## About this exercise
Which of the lines below contain the string "Statutory"? Pull each one out of the data.

(App and web page records)
[Start of section]
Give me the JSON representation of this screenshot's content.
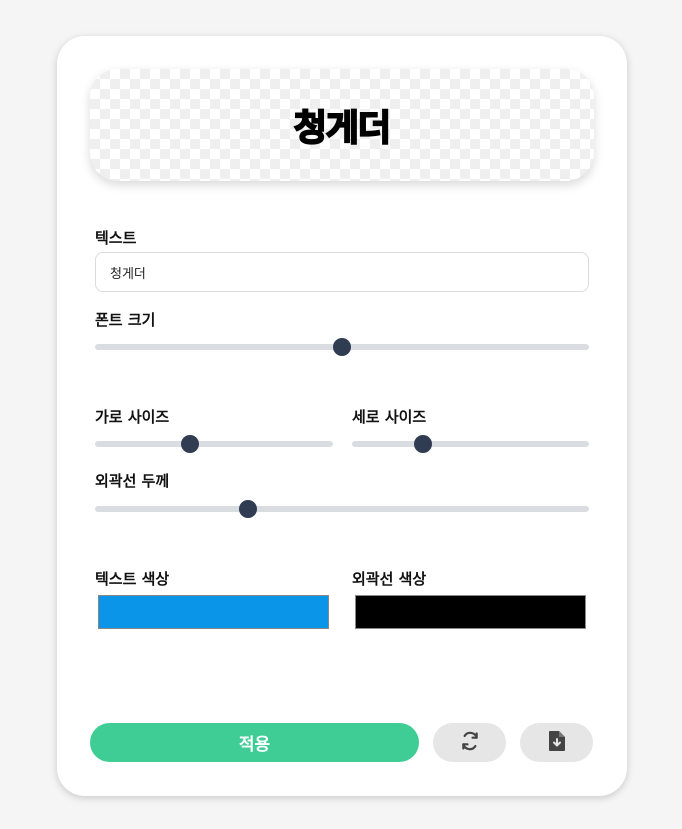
{
  "preview": {
    "text": "청게더",
    "text_color": "#0a95e8",
    "stroke_color": "#000000"
  },
  "text_field": {
    "label": "텍스트",
    "value": "청게더"
  },
  "font_size": {
    "label": "폰트 크기",
    "value_fraction": 0.5
  },
  "width_size": {
    "label": "가로 사이즈",
    "value_fraction": 0.4
  },
  "height_size": {
    "label": "세로 사이즈",
    "value_fraction": 0.3
  },
  "stroke_width": {
    "label": "외곽선 두께",
    "value_fraction": 0.31
  },
  "text_color": {
    "label": "텍스트 색상",
    "value": "#0a95e8"
  },
  "stroke_color": {
    "label": "외곽선 색상",
    "value": "#000000"
  },
  "actions": {
    "apply_label": "적용",
    "reset_icon": "refresh-icon",
    "download_icon": "file-download-icon"
  }
}
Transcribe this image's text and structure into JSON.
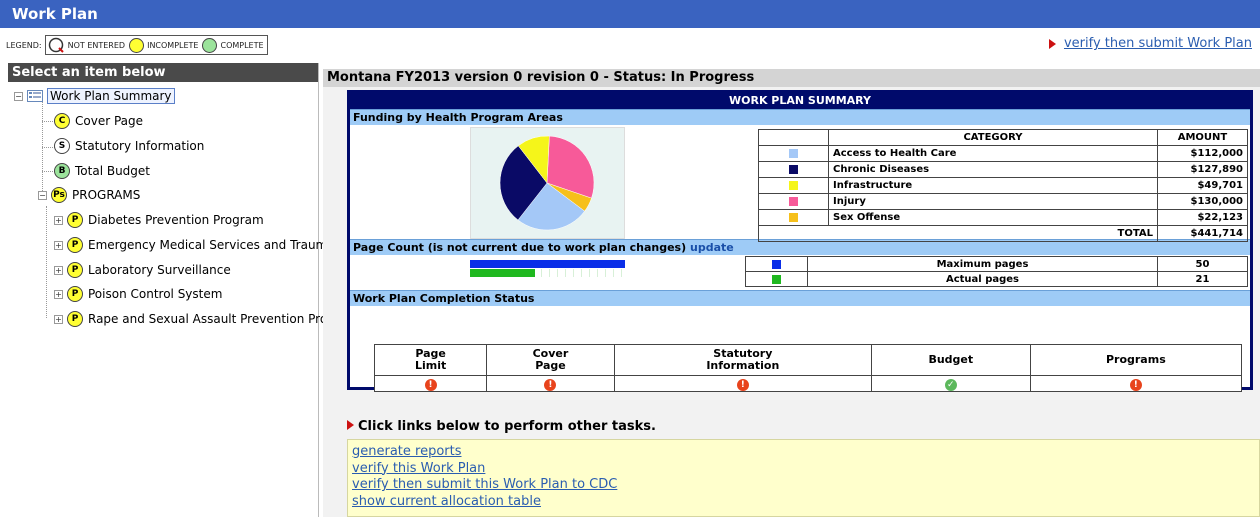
{
  "window": {
    "title": "Work Plan"
  },
  "legend": {
    "label": "LEGEND:",
    "items": [
      {
        "label": "NOT ENTERED",
        "icon": "not-entered-icon",
        "color": "#ffffff"
      },
      {
        "label": "INCOMPLETE",
        "icon": "incomplete-icon",
        "color": "#ffff33"
      },
      {
        "label": "COMPLETE",
        "icon": "complete-icon",
        "color": "#9be39b"
      }
    ]
  },
  "top_link": "verify then submit Work Plan",
  "sidebar": {
    "header": "Select an item below",
    "root": "Work Plan Summary",
    "items": [
      {
        "badge": "C",
        "label": "Cover Page",
        "status": "incomplete"
      },
      {
        "badge": "S",
        "label": "Statutory Information",
        "status": "not-entered"
      },
      {
        "badge": "B",
        "label": "Total Budget",
        "status": "complete"
      },
      {
        "badge": "Ps",
        "label": "PROGRAMS",
        "status": "incomplete"
      }
    ],
    "programs": [
      {
        "badge": "P",
        "label": "Diabetes Prevention Program"
      },
      {
        "badge": "P",
        "label": "Emergency Medical Services and Trauma"
      },
      {
        "badge": "P",
        "label": "Laboratory Surveillance"
      },
      {
        "badge": "P",
        "label": "Poison Control System"
      },
      {
        "badge": "P",
        "label": "Rape and Sexual Assault Prevention Progr"
      }
    ]
  },
  "main": {
    "header": "Montana FY2013 version 0 revision 0 - Status: In Progress",
    "summary_title": "WORK PLAN SUMMARY",
    "funding_section": "Funding by Health Program Areas",
    "category_header": "CATEGORY",
    "amount_header": "AMOUNT",
    "categories": [
      {
        "name": "Access to Health Care",
        "amount": "$112,000",
        "color": "#a4c8f7",
        "value": 112000
      },
      {
        "name": "Chronic Diseases",
        "amount": "$127,890",
        "color": "#0a0a66",
        "value": 127890
      },
      {
        "name": "Infrastructure",
        "amount": "$49,701",
        "color": "#f5f51a",
        "value": 49701
      },
      {
        "name": "Injury",
        "amount": "$130,000",
        "color": "#f75a99",
        "value": 130000
      },
      {
        "name": "Sex Offense",
        "amount": "$22,123",
        "color": "#f6c01b",
        "value": 22123
      }
    ],
    "total_label": "TOTAL",
    "total_amount": "$441,714",
    "page_count_section": "Page Count (is not current due to work plan changes)",
    "page_count_link": "update",
    "max_pages_label": "Maximum pages",
    "max_pages": "50",
    "max_pages_color": "#0a2ee8",
    "actual_pages_label": "Actual pages",
    "actual_pages": "21",
    "actual_pages_color": "#1fb81f",
    "actual_fraction": 0.42,
    "completion_section": "Work Plan Completion Status",
    "completion_columns": [
      {
        "line1": "Page",
        "line2": "Limit",
        "status": "incomplete"
      },
      {
        "line1": "Cover",
        "line2": "Page",
        "status": "incomplete"
      },
      {
        "line1": "Statutory",
        "line2": "Information",
        "status": "incomplete"
      },
      {
        "line1": "Budget",
        "line2": "",
        "status": "complete"
      },
      {
        "line1": "Programs",
        "line2": "",
        "status": "incomplete"
      }
    ],
    "links_header": "Click links below to perform other tasks.",
    "links": [
      "generate reports",
      "verify this Work Plan",
      "verify then submit this Work Plan to CDC",
      "show current allocation table"
    ]
  },
  "chart_data": {
    "type": "pie",
    "categories": [
      "Access to Health Care",
      "Chronic Diseases",
      "Infrastructure",
      "Injury",
      "Sex Offense"
    ],
    "values": [
      112000,
      127890,
      49701,
      130000,
      22123
    ],
    "colors": [
      "#a4c8f7",
      "#0a0a66",
      "#f5f51a",
      "#f75a99",
      "#f6c01b"
    ]
  }
}
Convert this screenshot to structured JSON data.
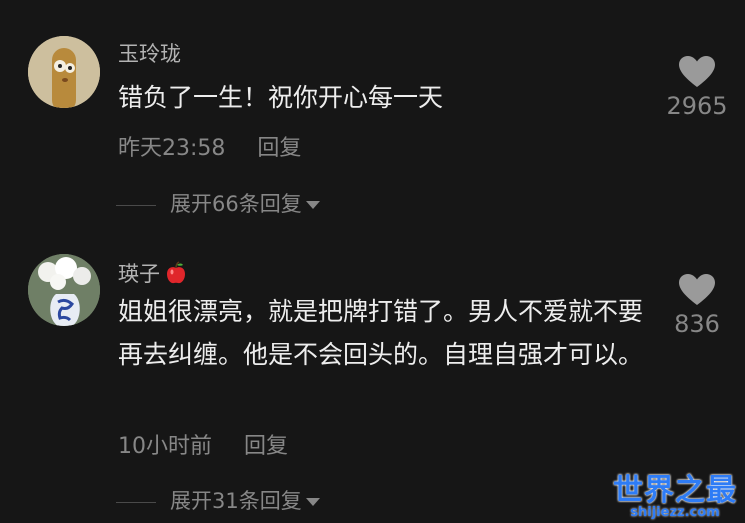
{
  "comments": [
    {
      "username": "玉玲珑",
      "avatar_icon": "cartoon-character-avatar",
      "text": "错负了一生！祝你开心每一天",
      "time": "昨天23:58",
      "reply_label": "回复",
      "likes": "2965",
      "expand_label": "展开66条回复"
    },
    {
      "username": "瑛子",
      "badge_icon": "apple-icon",
      "avatar_icon": "flower-vase-avatar",
      "text": "姐姐很漂亮，就是把牌打错了。男人不爱就不要再去纠缠。他是不会回头的。自理自强才可以。",
      "time": "10小时前",
      "reply_label": "回复",
      "likes": "836",
      "expand_label": "展开31条回复"
    }
  ],
  "watermark": {
    "main": "世界之最",
    "sub": "shijiezz.com"
  },
  "colors": {
    "background": "#161616",
    "comment_text": "#ededed",
    "secondary_text": "#878787",
    "heart": "#9a9a9a",
    "watermark": "#2e7cf6"
  }
}
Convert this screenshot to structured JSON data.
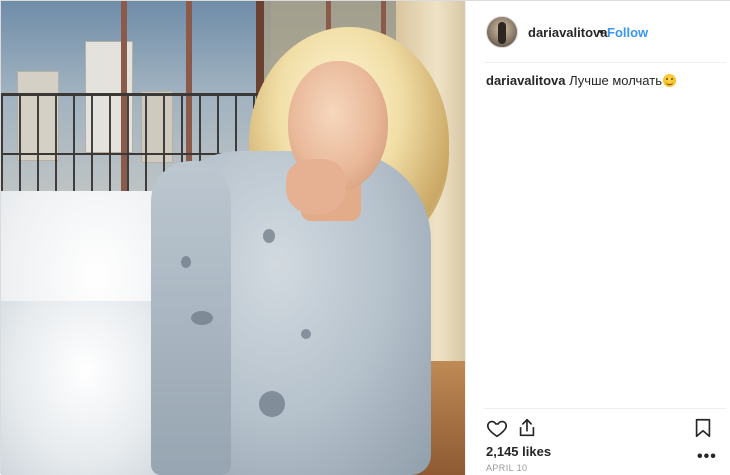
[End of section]
## Result for this task
        "label": "Statutory Information",
        "line1": "Statutory",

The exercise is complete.